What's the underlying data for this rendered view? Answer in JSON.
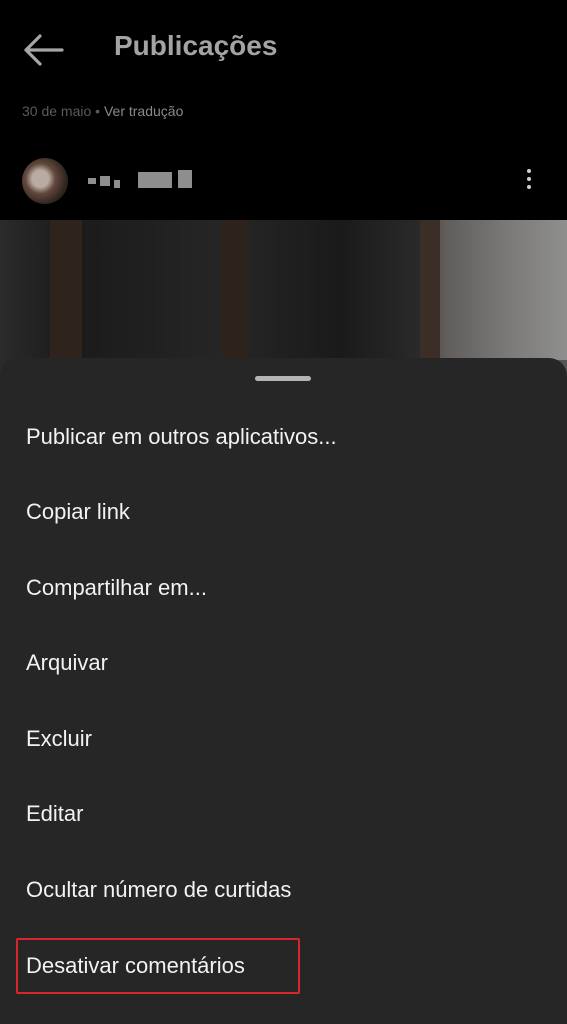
{
  "header": {
    "title": "Publicações",
    "date": "30 de maio",
    "separator": "•",
    "translate_link": "Ver tradução"
  },
  "icons": {
    "back": "back-arrow-icon",
    "more": "more-vertical-icon"
  },
  "colors": {
    "sheet_background": "#262626",
    "highlight_border": "#d9262c"
  },
  "menu": {
    "items": [
      {
        "label": "Publicar em outros aplicativos..."
      },
      {
        "label": "Copiar link"
      },
      {
        "label": "Compartilhar em..."
      },
      {
        "label": "Arquivar"
      },
      {
        "label": "Excluir"
      },
      {
        "label": "Editar"
      },
      {
        "label": "Ocultar número de curtidas"
      },
      {
        "label": "Desativar comentários"
      }
    ],
    "highlighted_item": "Desativar comentários"
  }
}
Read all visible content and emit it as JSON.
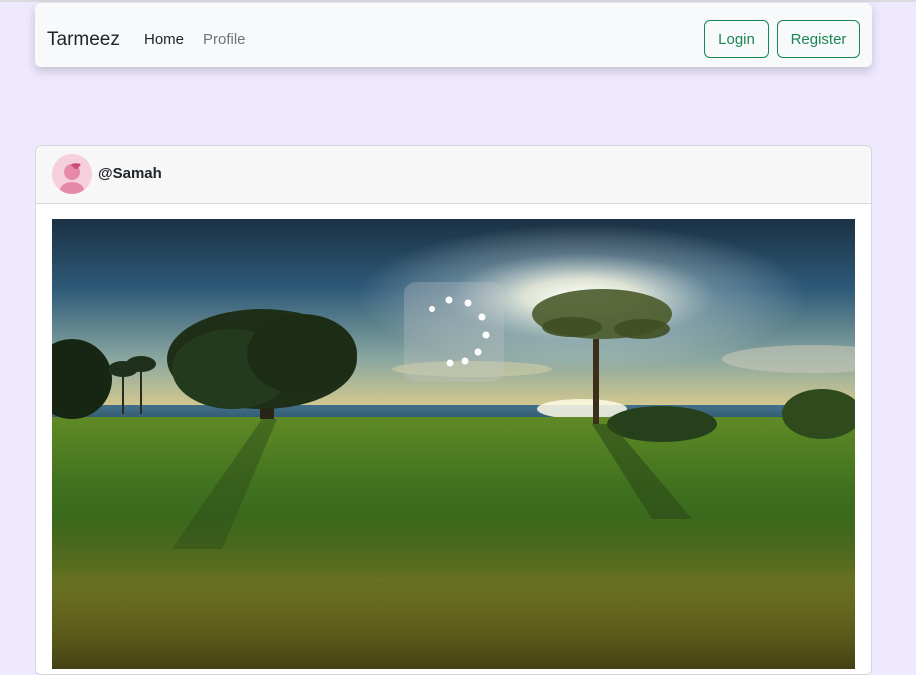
{
  "navbar": {
    "brand": "Tarmeez",
    "links": [
      {
        "label": "Home"
      },
      {
        "label": "Profile"
      }
    ],
    "login_label": "Login",
    "register_label": "Register",
    "accent_color": "#198754"
  },
  "post": {
    "username": "@Samah",
    "avatar_icon": "user-avatar-icon",
    "image_icon": "landscape-photo"
  },
  "loader": {
    "icon": "spinner-icon"
  }
}
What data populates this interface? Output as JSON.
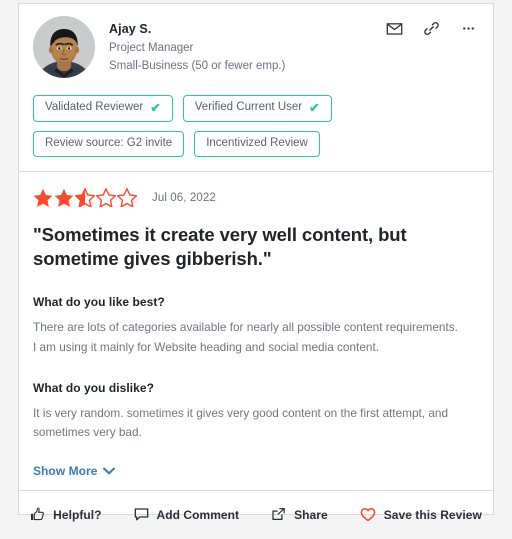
{
  "card": {
    "reviewer": {
      "name": "Ajay S.",
      "role": "Project Manager",
      "company_size": "Small-Business (50 or fewer emp.)",
      "avatar_alt": "avatar-photo"
    },
    "header_icons": [
      {
        "name": "email-icon",
        "label": "Email"
      },
      {
        "name": "link-icon",
        "label": "Copy link"
      },
      {
        "name": "more-options-icon",
        "label": "More options"
      }
    ],
    "badges": [
      {
        "label": "Validated Reviewer",
        "check": "✔"
      },
      {
        "label": "Verified Current User",
        "check": "✔"
      },
      {
        "label": "Review source: G2 invite",
        "check": ""
      },
      {
        "label": "Incentivized Review",
        "check": ""
      }
    ],
    "rating": {
      "value": 2.5,
      "max": 5,
      "date": "Jul 06, 2022"
    },
    "title": "\"Sometimes it create very well content, but sometime gives gibberish.\"",
    "sections": [
      {
        "question": "What do you like best?",
        "answer": "There are lots of categories available for nearly all possible content requirements. I am using it mainly for Website heading and social media content."
      },
      {
        "question": "What do you dislike?",
        "answer": "It is very random. sometimes it gives very good content on the first attempt, and sometimes very bad."
      }
    ],
    "show_more": "Show More",
    "footer_actions": [
      {
        "label": "Helpful?",
        "icon": "thumbs-up-icon"
      },
      {
        "label": "Add Comment",
        "icon": "comment-icon"
      },
      {
        "label": "Share",
        "icon": "share-icon"
      },
      {
        "label": "Save this Review",
        "icon": "heart-icon"
      }
    ]
  },
  "colors": {
    "badge_border": "#29c99a",
    "star_filled": "#ff492c",
    "link_blue": "#3d7cb0",
    "heart_red": "#f5402c",
    "text_dark": "#20242b",
    "text_muted": "#70767f",
    "card_border": "#d9dbdd",
    "page_bg": "#f4f4f4"
  }
}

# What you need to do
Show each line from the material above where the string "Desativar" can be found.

# Your response
        "label": "Desativar comentários"
    "highlighted_item": "Desativar comentários"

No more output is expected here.